DATA EXTRACT:
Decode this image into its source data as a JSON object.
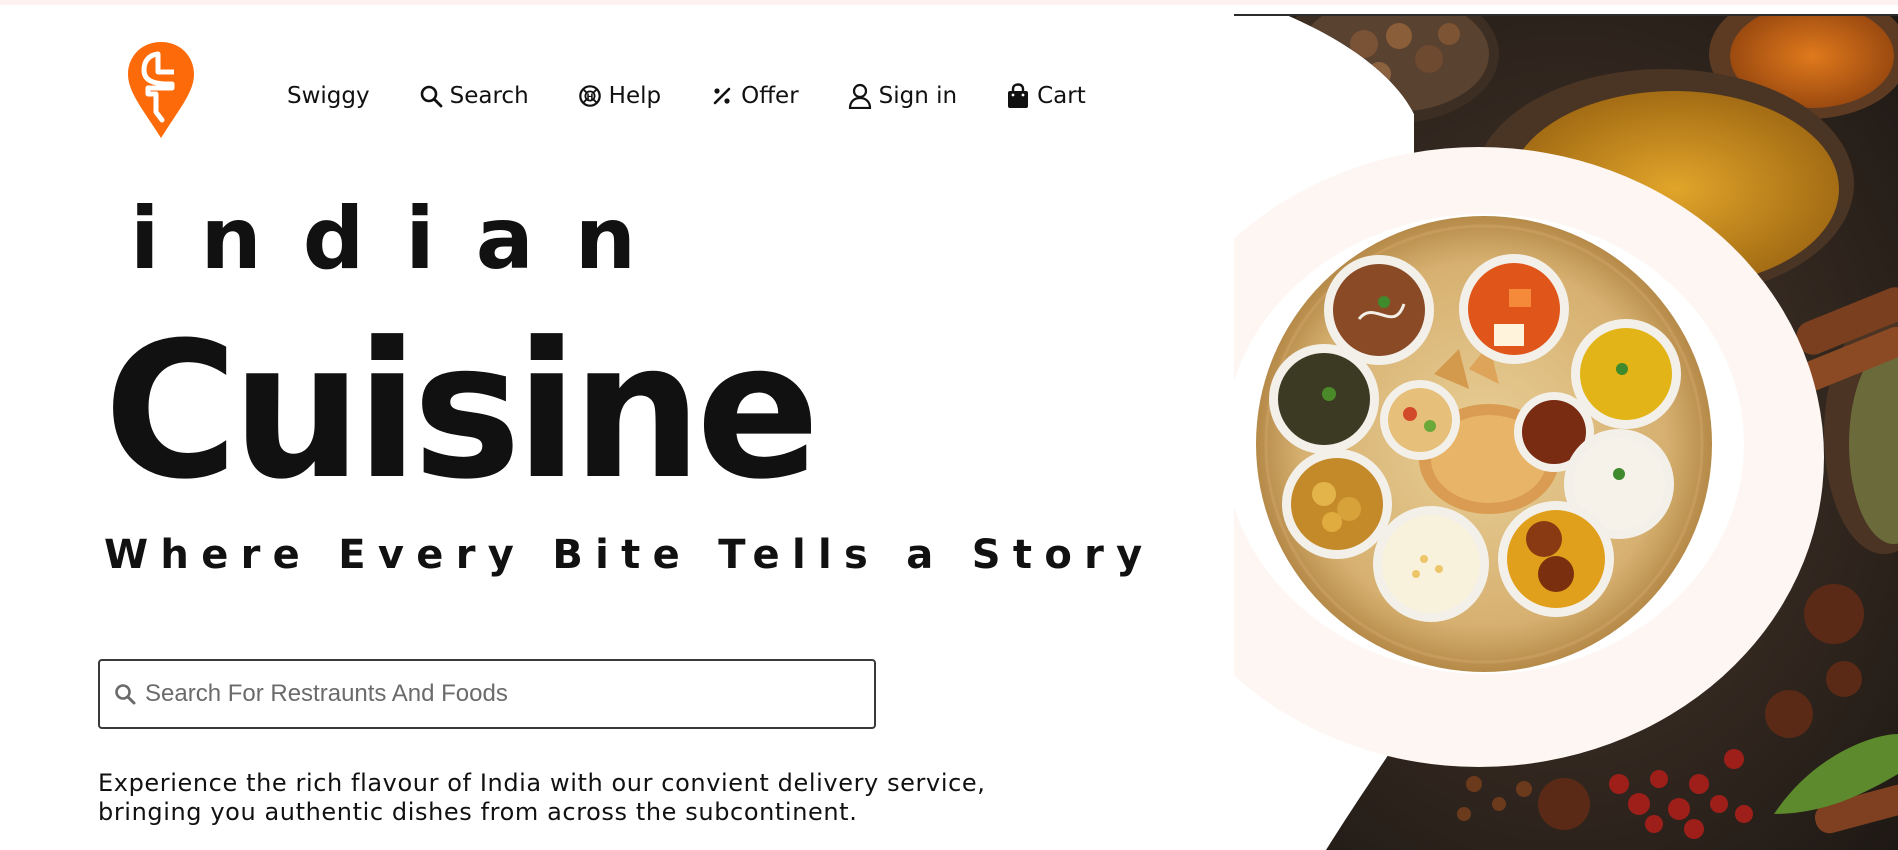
{
  "brand": {
    "logo_icon": "swiggy-logo",
    "accent_color": "#fc6a0a"
  },
  "nav": {
    "items": [
      {
        "label": "Swiggy",
        "icon": ""
      },
      {
        "label": "Search",
        "icon": "search-icon"
      },
      {
        "label": "Help",
        "icon": "help-lifebuoy-icon"
      },
      {
        "label": "Offer",
        "icon": "percent-icon"
      },
      {
        "label": "Sign in",
        "icon": "user-icon"
      },
      {
        "label": "Cart",
        "icon": "shopping-bag-icon"
      }
    ]
  },
  "hero": {
    "title_small": "indian",
    "title_large": "Cuisine",
    "tagline": "Where Every Bite Tells a Story"
  },
  "search": {
    "placeholder": "Search For Restraunts And Foods",
    "value": "",
    "icon": "search-icon"
  },
  "description": {
    "line1": "Experience the rich flavour of India with our convient delivery service,",
    "line2": "bringing you authentic dishes from across the subcontinent."
  },
  "image": {
    "subject": "indian-thali-platter-with-spices"
  }
}
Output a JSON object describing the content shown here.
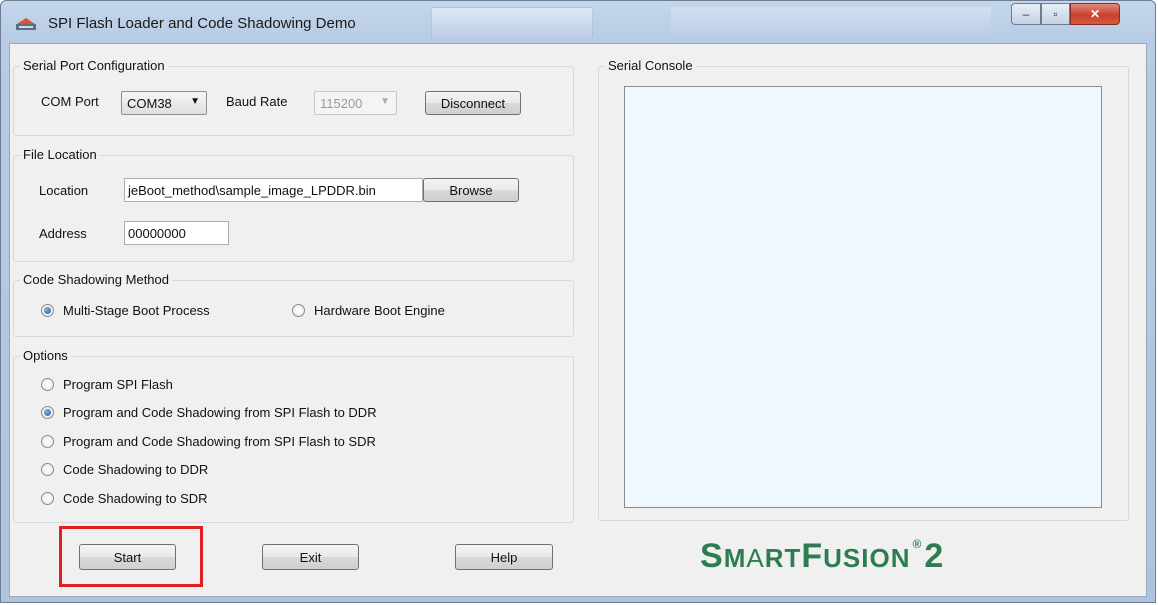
{
  "window": {
    "title": "SPI Flash Loader and Code Shadowing Demo",
    "controls": {
      "minimize": "–",
      "maximize": "▫",
      "close": "✕"
    }
  },
  "serial_port": {
    "group_title": "Serial Port Configuration",
    "com_label": "COM Port",
    "com_value": "COM38",
    "baud_label": "Baud Rate",
    "baud_value": "115200",
    "disconnect": "Disconnect"
  },
  "file_location": {
    "group_title": "File Location",
    "location_label": "Location",
    "location_value": "jeBoot_method\\sample_image_LPDDR.bin",
    "browse": "Browse",
    "address_label": "Address",
    "address_value": "00000000"
  },
  "shadow_method": {
    "group_title": "Code Shadowing Method",
    "options": [
      {
        "label": "Multi-Stage Boot Process",
        "checked": true
      },
      {
        "label": "Hardware Boot Engine",
        "checked": false
      }
    ]
  },
  "options": {
    "group_title": "Options",
    "items": [
      {
        "label": "Program SPI Flash",
        "checked": false
      },
      {
        "label": "Program and Code Shadowing from SPI Flash to DDR",
        "checked": true
      },
      {
        "label": "Program and Code Shadowing from SPI Flash to SDR",
        "checked": false
      },
      {
        "label": "Code Shadowing to DDR",
        "checked": false
      },
      {
        "label": "Code Shadowing to SDR",
        "checked": false
      }
    ]
  },
  "console": {
    "group_title": "Serial Console"
  },
  "buttons": {
    "start": "Start",
    "exit": "Exit",
    "help": "Help"
  },
  "logo": {
    "s": "S",
    "mart": "M",
    "a": "A",
    "rt": "RT",
    "f": "F",
    "usion": "USION",
    "reg": "®",
    "two": "2"
  },
  "colors": {
    "highlight": "#e0201e",
    "logo": "#2e7d52",
    "console_bg": "#f0f8ff"
  }
}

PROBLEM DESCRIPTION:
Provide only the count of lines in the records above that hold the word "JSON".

TASK RESPONSE:
2